Feline Fading Kitten Syndrome

Feline Fading Kitten Syndrome (FKS) is a condition where newborn kittens fail to grow and thrive, leading to their eventual death. The cause of FKS is not completely understood, but it’s believed to be related to their mother’s health and her ability to produce antibodies that protect her kitten from infections and other ailments. Fading kitten syndrome can cause poor nutrition, weight loss, dehydration, and ultimately death.

Symptoms of Feline Fading Kitten Syndrome

Symptoms of Feline Fading Kitten Syndrome include:

  • Poor suckling reflex
  • Appetite loss
  • Lethargy
  • Failure to gain weight
  • Pale gums and mucous membranes
  • Fever

In severe cases, the kitten can have seizures or even a coma. As the condition progresses, the kitten will have symptoms of dehydration like sunken eyes and dry mouth. It’s important to note that FKS is not contagious and can’t be spread to other cats or animals.

Diagnosing Feline Fading Kitten Syndrome

Diagnosing FKS can be tricky and typically requires a thorough physical examination, blood tests, and other diagnostic tests. In some cases, imaging studies such as x-rays or ultrasound can be recommended to assess the kitten’s organs. A biopsy might also be performed to confirm the diagnosis.

Stages of Feline Fading Kitten Syndrome

Stages of Feline Fading Kitten Syndrome can be split into three stages: early, mid, and late.

Early Stage

During the early stage, a kitten will usually have poor suckling reflexs and appetite loss.

Mid Stage

The mid stage is associated with lethargy, failure to gain weight, pale gums, and fever.

Late Stage

Finally in the late stage, a kitten can have seizures, coma, dehydration, and ultimately death.

Treating Feline Fading Kitten Syndrome

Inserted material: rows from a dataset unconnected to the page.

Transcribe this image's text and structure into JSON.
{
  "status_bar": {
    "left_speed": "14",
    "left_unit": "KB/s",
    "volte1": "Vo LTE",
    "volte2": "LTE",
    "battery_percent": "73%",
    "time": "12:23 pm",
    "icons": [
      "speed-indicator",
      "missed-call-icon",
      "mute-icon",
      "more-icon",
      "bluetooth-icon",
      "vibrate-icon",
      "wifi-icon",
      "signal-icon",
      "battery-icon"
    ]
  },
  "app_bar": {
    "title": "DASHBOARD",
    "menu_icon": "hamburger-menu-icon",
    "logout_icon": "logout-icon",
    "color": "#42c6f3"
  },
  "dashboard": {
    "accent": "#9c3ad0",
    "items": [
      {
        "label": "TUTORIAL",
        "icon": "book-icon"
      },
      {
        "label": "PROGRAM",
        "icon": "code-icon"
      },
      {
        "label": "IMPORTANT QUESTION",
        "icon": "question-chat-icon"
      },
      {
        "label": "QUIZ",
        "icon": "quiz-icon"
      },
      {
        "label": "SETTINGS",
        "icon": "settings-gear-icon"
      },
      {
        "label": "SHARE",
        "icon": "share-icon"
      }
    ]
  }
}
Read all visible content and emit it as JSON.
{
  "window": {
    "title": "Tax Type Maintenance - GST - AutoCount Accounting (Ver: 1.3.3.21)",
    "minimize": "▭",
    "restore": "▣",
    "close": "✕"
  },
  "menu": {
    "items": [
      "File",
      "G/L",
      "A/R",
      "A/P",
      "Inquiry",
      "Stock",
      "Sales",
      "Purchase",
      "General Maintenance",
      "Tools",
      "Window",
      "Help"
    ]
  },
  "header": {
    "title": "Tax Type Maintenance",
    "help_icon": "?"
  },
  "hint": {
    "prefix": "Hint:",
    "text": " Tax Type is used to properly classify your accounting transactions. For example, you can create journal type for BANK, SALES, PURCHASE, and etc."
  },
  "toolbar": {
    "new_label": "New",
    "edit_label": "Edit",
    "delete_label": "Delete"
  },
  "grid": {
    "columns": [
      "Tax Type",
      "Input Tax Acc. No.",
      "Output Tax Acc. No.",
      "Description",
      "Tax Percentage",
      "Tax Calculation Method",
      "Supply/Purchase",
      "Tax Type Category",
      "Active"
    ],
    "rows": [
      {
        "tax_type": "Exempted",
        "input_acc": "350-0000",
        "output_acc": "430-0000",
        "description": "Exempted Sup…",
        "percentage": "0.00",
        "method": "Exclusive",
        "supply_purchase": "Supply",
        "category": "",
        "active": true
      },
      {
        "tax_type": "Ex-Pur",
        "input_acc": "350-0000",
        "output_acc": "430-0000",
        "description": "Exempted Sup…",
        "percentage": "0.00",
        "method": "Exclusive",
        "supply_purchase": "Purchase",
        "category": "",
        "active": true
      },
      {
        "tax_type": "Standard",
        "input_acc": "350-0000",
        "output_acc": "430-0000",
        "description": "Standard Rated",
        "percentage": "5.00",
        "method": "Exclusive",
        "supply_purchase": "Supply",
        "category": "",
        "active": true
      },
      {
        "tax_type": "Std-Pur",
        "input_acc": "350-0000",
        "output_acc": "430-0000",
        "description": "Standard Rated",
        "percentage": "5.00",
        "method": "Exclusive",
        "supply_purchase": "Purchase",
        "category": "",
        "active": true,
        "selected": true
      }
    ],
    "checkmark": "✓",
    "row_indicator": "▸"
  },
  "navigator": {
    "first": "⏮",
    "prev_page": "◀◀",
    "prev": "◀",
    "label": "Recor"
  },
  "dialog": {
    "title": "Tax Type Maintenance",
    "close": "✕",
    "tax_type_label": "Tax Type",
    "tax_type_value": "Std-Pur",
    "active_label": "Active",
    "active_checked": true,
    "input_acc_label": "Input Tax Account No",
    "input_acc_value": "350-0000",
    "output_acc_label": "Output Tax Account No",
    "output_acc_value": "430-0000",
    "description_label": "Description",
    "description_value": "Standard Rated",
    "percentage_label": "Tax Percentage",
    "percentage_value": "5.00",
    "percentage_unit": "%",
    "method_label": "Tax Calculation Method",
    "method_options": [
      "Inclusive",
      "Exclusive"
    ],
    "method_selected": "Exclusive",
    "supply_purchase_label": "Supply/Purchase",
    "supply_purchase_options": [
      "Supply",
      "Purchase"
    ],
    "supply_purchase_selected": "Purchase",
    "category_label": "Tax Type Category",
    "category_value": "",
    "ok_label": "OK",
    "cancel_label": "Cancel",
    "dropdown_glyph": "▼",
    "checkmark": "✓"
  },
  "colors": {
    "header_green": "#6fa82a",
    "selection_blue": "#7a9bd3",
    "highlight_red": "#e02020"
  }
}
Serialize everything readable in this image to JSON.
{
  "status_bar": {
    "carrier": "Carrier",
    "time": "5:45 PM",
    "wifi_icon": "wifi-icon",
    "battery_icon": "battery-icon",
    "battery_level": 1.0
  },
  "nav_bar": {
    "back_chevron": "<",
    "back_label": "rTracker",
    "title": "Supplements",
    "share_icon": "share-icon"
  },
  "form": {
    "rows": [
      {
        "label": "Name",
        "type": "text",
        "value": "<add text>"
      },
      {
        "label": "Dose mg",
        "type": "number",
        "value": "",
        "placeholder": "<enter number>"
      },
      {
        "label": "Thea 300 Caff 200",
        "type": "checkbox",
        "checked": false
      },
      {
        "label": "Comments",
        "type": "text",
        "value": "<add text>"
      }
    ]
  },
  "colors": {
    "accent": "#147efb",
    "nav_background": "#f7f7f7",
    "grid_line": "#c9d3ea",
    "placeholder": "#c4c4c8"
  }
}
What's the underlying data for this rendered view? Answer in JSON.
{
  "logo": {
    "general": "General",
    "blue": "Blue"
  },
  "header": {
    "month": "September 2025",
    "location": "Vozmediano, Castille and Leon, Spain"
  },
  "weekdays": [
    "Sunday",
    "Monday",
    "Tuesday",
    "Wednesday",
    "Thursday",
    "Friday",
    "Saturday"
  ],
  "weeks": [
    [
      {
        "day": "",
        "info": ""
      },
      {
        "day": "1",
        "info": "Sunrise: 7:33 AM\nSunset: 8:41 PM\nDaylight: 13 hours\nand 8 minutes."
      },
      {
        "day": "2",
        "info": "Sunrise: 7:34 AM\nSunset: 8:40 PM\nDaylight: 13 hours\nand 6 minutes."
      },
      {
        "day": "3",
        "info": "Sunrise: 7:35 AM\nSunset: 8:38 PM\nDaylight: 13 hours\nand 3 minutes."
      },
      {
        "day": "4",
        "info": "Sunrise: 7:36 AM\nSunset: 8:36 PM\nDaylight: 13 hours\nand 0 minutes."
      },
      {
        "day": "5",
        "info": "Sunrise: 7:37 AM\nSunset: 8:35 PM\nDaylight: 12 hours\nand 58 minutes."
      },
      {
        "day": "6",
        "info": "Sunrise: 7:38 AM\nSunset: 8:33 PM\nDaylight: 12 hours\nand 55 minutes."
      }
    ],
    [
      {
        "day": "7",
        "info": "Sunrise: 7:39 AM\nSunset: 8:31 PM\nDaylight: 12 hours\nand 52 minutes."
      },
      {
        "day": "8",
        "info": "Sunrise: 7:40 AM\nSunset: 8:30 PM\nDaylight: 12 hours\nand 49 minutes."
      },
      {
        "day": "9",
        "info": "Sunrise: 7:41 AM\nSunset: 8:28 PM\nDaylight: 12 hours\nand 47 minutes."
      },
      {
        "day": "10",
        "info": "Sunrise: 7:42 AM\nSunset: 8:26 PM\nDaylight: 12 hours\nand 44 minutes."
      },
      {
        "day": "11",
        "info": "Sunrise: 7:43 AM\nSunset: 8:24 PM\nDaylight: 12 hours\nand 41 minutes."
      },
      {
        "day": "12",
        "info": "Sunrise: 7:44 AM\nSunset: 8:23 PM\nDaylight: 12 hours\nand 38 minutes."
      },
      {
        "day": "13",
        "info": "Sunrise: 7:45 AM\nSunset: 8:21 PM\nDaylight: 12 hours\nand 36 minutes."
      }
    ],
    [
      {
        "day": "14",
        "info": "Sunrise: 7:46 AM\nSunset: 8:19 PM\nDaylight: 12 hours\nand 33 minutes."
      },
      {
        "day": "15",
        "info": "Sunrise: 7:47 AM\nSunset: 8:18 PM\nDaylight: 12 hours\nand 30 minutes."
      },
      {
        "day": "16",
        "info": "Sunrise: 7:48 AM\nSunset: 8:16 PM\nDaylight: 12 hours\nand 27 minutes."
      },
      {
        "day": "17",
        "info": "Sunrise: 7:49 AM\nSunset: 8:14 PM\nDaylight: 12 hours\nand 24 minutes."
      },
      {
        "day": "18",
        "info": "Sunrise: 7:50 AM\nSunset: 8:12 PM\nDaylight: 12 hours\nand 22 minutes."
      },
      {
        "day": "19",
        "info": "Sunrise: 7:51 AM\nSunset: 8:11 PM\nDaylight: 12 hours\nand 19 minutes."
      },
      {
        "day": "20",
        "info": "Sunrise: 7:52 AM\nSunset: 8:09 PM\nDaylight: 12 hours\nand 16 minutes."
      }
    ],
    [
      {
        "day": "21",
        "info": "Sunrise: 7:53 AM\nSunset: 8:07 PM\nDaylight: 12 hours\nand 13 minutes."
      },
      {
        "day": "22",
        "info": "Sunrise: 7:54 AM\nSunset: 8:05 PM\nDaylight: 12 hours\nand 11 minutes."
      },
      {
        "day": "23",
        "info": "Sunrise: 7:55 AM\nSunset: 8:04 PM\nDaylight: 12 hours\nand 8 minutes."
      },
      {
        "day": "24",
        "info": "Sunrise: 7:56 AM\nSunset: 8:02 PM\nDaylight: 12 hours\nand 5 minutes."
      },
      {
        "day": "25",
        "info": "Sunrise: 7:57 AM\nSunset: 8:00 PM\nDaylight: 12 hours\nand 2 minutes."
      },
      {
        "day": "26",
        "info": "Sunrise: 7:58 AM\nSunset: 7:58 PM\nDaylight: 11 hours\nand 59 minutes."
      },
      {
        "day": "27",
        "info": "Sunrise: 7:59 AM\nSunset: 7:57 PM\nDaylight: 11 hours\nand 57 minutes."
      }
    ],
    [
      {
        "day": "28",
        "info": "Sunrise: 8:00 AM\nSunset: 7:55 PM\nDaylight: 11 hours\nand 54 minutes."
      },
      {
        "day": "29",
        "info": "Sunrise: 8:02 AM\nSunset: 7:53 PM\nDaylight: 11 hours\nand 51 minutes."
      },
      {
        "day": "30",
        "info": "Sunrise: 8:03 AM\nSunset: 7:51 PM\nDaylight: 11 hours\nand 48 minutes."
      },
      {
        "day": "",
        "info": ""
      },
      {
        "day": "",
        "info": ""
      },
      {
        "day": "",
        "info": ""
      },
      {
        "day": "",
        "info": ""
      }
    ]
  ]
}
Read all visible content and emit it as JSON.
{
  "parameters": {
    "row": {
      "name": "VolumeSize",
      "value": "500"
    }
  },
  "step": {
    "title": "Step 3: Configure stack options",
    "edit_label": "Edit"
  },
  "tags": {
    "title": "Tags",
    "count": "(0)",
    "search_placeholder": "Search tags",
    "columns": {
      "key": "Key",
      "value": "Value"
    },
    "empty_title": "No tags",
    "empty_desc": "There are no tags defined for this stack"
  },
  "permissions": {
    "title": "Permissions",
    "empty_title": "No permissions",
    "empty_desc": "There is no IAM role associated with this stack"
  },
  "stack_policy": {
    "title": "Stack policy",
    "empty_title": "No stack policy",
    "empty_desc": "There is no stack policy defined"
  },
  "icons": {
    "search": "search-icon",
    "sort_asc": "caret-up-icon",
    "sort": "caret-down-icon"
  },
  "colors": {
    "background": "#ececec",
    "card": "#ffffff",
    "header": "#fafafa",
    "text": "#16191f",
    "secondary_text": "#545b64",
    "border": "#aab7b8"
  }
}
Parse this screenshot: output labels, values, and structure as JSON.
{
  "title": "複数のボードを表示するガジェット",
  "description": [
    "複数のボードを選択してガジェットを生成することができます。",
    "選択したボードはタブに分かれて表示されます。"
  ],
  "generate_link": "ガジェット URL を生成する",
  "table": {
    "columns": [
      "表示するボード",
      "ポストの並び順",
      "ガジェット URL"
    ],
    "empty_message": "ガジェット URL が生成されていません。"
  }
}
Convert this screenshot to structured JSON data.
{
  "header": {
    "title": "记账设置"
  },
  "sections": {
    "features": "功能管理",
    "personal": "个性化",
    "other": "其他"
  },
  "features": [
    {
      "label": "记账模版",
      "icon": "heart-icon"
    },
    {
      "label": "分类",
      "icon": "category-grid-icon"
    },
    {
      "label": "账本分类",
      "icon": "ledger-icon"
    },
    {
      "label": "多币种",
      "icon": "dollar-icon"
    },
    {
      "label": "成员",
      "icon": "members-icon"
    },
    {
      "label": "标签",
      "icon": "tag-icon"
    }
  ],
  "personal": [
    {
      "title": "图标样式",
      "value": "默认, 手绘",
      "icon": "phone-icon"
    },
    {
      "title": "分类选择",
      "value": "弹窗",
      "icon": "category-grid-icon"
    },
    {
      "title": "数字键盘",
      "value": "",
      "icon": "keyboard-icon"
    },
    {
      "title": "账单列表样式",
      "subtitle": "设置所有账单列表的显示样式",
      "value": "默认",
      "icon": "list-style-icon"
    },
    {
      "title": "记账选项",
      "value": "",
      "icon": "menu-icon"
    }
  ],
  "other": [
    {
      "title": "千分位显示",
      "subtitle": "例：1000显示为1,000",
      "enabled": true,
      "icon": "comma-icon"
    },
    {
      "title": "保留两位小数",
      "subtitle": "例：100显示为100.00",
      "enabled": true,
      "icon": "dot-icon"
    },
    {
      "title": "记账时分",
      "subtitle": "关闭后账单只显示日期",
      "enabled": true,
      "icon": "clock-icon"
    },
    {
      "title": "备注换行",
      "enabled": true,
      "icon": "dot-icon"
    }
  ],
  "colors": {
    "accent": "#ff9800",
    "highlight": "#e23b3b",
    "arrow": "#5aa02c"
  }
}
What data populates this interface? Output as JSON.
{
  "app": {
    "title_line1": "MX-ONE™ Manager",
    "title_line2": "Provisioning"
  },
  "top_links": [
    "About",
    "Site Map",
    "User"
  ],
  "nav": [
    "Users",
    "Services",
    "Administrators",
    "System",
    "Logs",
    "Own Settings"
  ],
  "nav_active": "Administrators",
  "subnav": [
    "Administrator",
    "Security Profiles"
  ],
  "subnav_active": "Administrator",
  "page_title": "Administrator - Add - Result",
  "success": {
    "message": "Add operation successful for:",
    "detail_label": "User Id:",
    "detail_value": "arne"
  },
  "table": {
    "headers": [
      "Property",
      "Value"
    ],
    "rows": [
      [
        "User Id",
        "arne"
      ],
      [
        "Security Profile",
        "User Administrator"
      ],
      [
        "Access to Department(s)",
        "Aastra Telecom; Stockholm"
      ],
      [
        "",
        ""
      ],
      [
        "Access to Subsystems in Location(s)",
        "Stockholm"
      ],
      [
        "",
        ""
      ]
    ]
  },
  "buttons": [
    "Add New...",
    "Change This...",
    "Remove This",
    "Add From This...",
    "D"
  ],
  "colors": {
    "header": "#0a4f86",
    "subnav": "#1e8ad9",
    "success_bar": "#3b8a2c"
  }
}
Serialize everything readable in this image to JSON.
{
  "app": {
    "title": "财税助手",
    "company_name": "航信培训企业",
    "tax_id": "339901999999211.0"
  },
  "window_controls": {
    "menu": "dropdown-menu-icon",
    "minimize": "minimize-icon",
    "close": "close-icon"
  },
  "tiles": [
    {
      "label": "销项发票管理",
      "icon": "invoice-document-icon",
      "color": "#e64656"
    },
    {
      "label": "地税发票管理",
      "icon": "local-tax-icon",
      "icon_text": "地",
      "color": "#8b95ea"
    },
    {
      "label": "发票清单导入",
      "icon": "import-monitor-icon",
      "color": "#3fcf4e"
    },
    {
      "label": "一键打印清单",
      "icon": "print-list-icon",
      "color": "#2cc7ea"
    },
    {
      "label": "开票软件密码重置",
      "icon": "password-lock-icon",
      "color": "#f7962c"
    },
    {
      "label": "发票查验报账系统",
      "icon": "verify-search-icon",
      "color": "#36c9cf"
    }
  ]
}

Treating Fading Kitten Syndrome focuses on giving supportive care to the kitten, and ensuring that they receive enough nutrition, fluids, and other medications as needed. Vitamin Supplements such as Vitamin E and C might be recommended. Antibiotics can be prescribed to treat any underlying infections. In some cases, plasma or blood transfusions could also be necessary.

Unfortunately, the expectancy for kittens with Feline Fading Kitten Syndrome is usually poor, because there is no cure. Early diagnosis and aggressive treatment can improve the kitten’s chances of survival. It’s important to note that even if a kitten does survive, they may still experience long-term health issues due to the condition.

Preventing Feline Fading Kitten Syndrome

Preventing Feline Fading Kitten Syndrome is largely dependent on the mother’s health. It’s important to ensure that pregnant cats receive proper nutrition and veterinary care prior to giving birth. Kittens should be monitored closely after birth for any signs of illness or distress. If a kitten begins to have any symptoms of FKS, they should be taken to a veterinarian immediately for diagnosis and treatment.